The leads for the laser in France populated a spare electronics board nearly identical to the one on Mars and spent several weeks testing various modes that might cause some instability. They found that the HV behavior was no risk to the rest of the instrument.
The team decided to test several laser operational modes on Mars to determine how to best restart laser operations. Testing on Mars with ChemCam has shown that the HV remains relatively stable when the instrument is cool; the laser continues to fire normally and return excellent science data. Moving forward, the ChemCam team will continue the use of the laser but will limit the total number of laser activities planned at a single time to maintain cooler instrument temperatures.

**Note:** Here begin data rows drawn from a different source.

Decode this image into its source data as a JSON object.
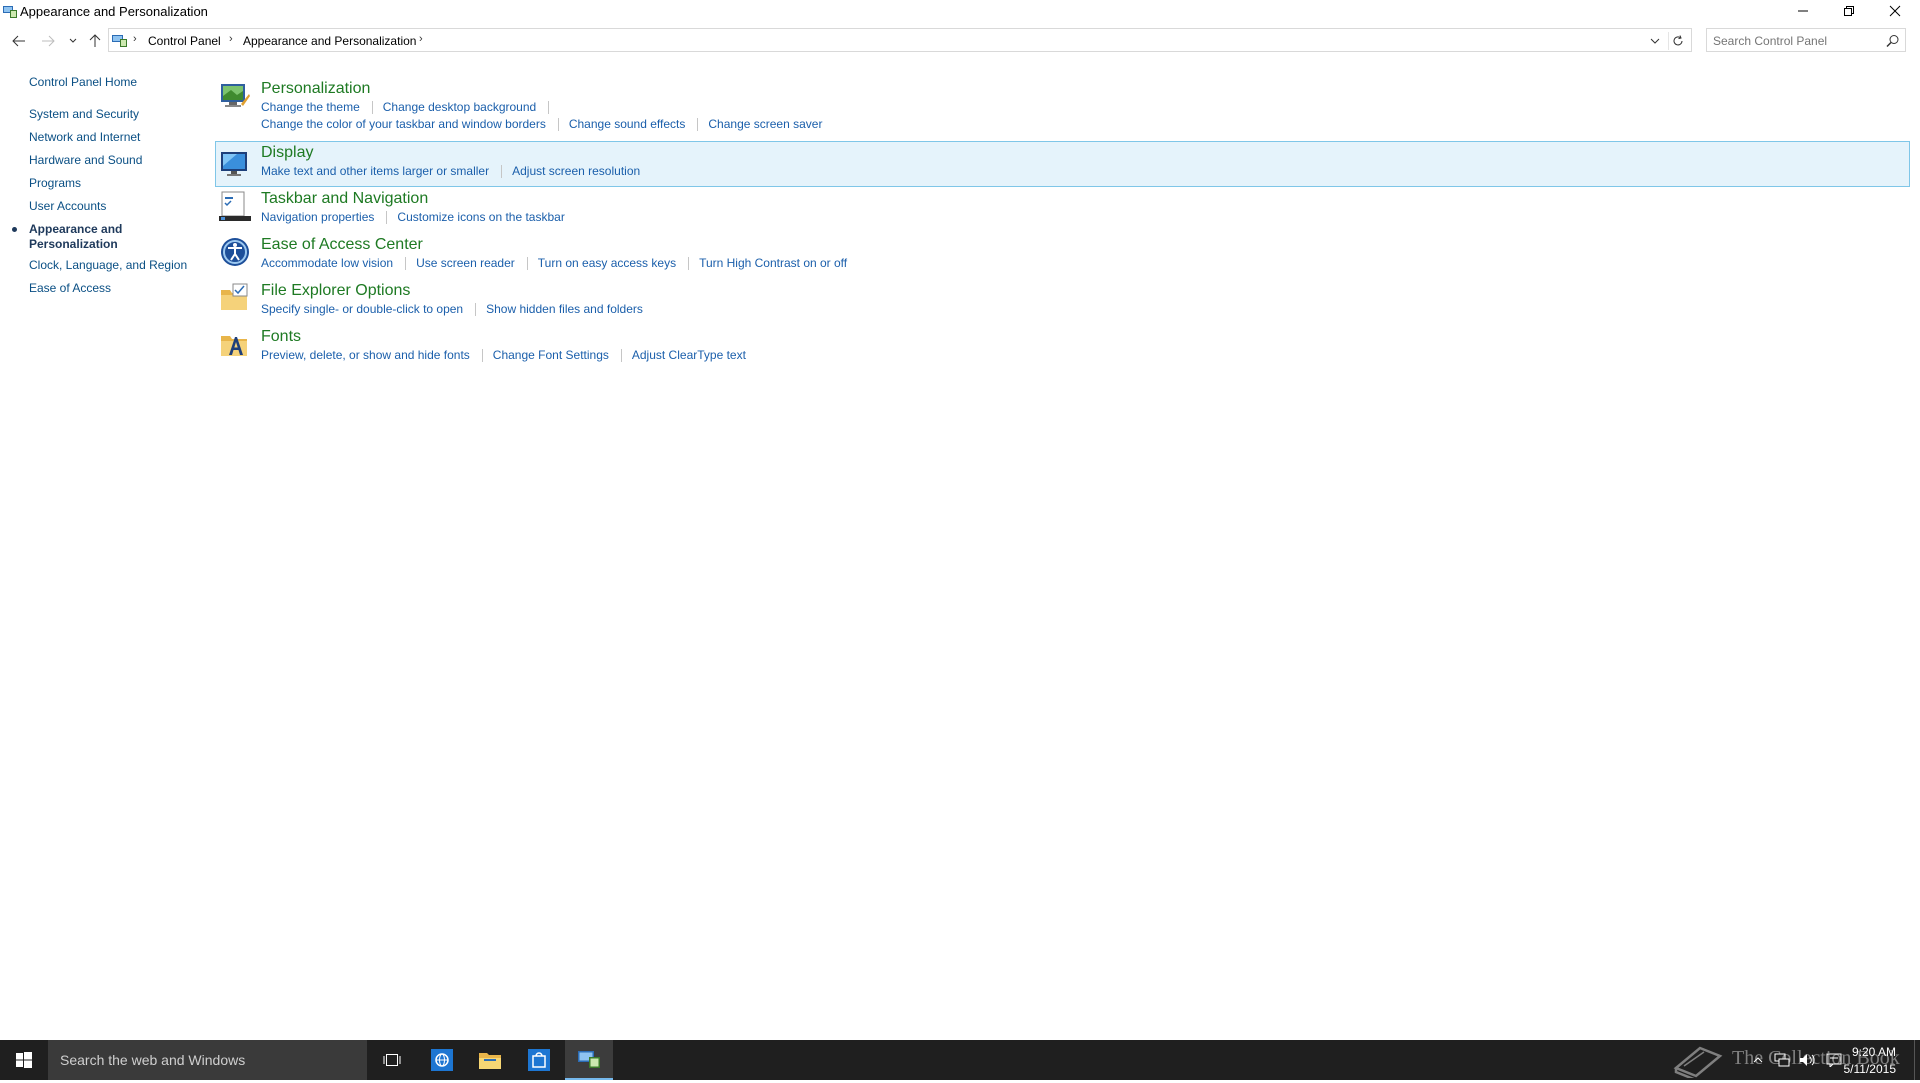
{
  "window": {
    "title": "Appearance and Personalization",
    "controls": [
      "minimize-icon",
      "restore-icon",
      "close-icon"
    ]
  },
  "address_bar": {
    "breadcrumbs": [
      "Control Panel",
      "Appearance and Personalization"
    ],
    "search_placeholder": "Search Control Panel"
  },
  "left_nav": {
    "home": "Control Panel Home",
    "items": [
      {
        "label": "System and Security"
      },
      {
        "label": "Network and Internet"
      },
      {
        "label": "Hardware and Sound"
      },
      {
        "label": "Programs"
      },
      {
        "label": "User Accounts"
      },
      {
        "label": "Appearance and",
        "label2": "Personalization",
        "active": true
      },
      {
        "label": "Clock, Language, and Region"
      },
      {
        "label": "Ease of Access"
      }
    ]
  },
  "categories": [
    {
      "title": "Personalization",
      "icon": "personalization-icon",
      "links_row1": [
        "Change the theme",
        "Change desktop background"
      ],
      "links_row2": [
        "Change the color of your taskbar and window borders",
        "Change sound effects",
        "Change screen saver"
      ]
    },
    {
      "title": "Display",
      "icon": "display-icon",
      "highlighted": true,
      "links_row1": [
        "Make text and other items larger or smaller",
        "Adjust screen resolution"
      ]
    },
    {
      "title": "Taskbar and Navigation",
      "icon": "taskbar-icon",
      "links_row1": [
        "Navigation properties",
        "Customize icons on the taskbar"
      ]
    },
    {
      "title": "Ease of Access Center",
      "icon": "ease-of-access-icon",
      "links_row1": [
        "Accommodate low vision",
        "Use screen reader",
        "Turn on easy access keys",
        "Turn High Contrast on or off"
      ]
    },
    {
      "title": "File Explorer Options",
      "icon": "folder-options-icon",
      "links_row1": [
        "Specify single- or double-click to open",
        "Show hidden files and folders"
      ]
    },
    {
      "title": "Fonts",
      "icon": "fonts-icon",
      "links_row1": [
        "Preview, delete, or show and hide fonts",
        "Change Font Settings",
        "Adjust ClearType text"
      ]
    }
  ],
  "taskbar": {
    "search_text": "Search the web and Windows",
    "clock_time": "9:20 AM",
    "clock_date": "5/11/2015",
    "watermark": "The Collection Book"
  },
  "colors": {
    "category_title": "#1e7a23",
    "link": "#1b5fab",
    "highlight_bg": "#e5f3fb",
    "highlight_border": "#7fc6e8",
    "taskbar": "#1f1f1f"
  }
}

“This return to normal laser operations represents an enormous effort from the team to respond rapidly to find a solution,” said Nina Lanza, principal investigator of ChemCam. “The ChemCam instrument has thus far returned over 880,000 individual spectra (each representing a single laser shot) from 3,000 different targets, and more than 16,000 images. It will continue to add to this impressive data set as the Curiosity mission continues—which is exciting news for all of us.”